A Tuck and a Nip
Most listeners have heard of the little "cleaner fish" or wrasse that clean the teeth of larger fishes. New research on the behavior of these fishes shows that they are not always honest-business fish. Other fish, including those who might ordinarily consider a meal of "cleaner fish", actually stand in line for their services. That's because they need to have parasites and diseased tissue removed. They also know that the little "cleaner fish" offer massages.
It's amazing enough that even potential predators will become clients for a good cleaning and massage. Researchers from the University of Cambridge in England observed 28 cleaning stations and discovered some unexpected behavior. Now and again, as a "cleaner fish" nibbles parasites off a customer, it might also bite out a chunk of healthy flesh. Wisely, they avoid this behavior when cleaning predators that could bite them back. Researchers also observed that potential customers were aware of this risk and closely watched how the current customer was being treated. They were more likely to seek services from a wrasse that didn't nip any of the customers ahead of them. Of course, the wrasses were also aware of this and were observed to offer those customers they were likely to nip four-star treatment, including a massage.

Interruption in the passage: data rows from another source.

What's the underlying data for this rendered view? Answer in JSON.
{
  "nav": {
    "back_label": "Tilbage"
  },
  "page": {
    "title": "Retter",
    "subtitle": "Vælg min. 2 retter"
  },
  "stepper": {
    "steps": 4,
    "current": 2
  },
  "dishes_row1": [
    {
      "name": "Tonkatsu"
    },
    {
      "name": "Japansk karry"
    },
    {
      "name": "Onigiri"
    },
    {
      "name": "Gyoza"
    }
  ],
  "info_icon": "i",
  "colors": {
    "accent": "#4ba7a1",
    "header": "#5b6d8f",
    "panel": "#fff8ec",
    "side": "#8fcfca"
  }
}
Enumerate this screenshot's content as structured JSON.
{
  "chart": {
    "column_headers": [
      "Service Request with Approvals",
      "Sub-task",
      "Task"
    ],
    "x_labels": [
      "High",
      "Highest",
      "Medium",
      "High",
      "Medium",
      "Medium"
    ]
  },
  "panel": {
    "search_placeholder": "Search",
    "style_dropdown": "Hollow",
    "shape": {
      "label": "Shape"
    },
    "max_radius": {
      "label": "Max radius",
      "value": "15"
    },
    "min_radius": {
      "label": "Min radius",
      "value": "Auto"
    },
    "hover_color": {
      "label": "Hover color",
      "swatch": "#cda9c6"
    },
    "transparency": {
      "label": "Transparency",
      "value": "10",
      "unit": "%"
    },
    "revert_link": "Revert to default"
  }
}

Scripture teaches that man's sin infected the whole creation. Thankfully, Christ came to bring us forgiveness.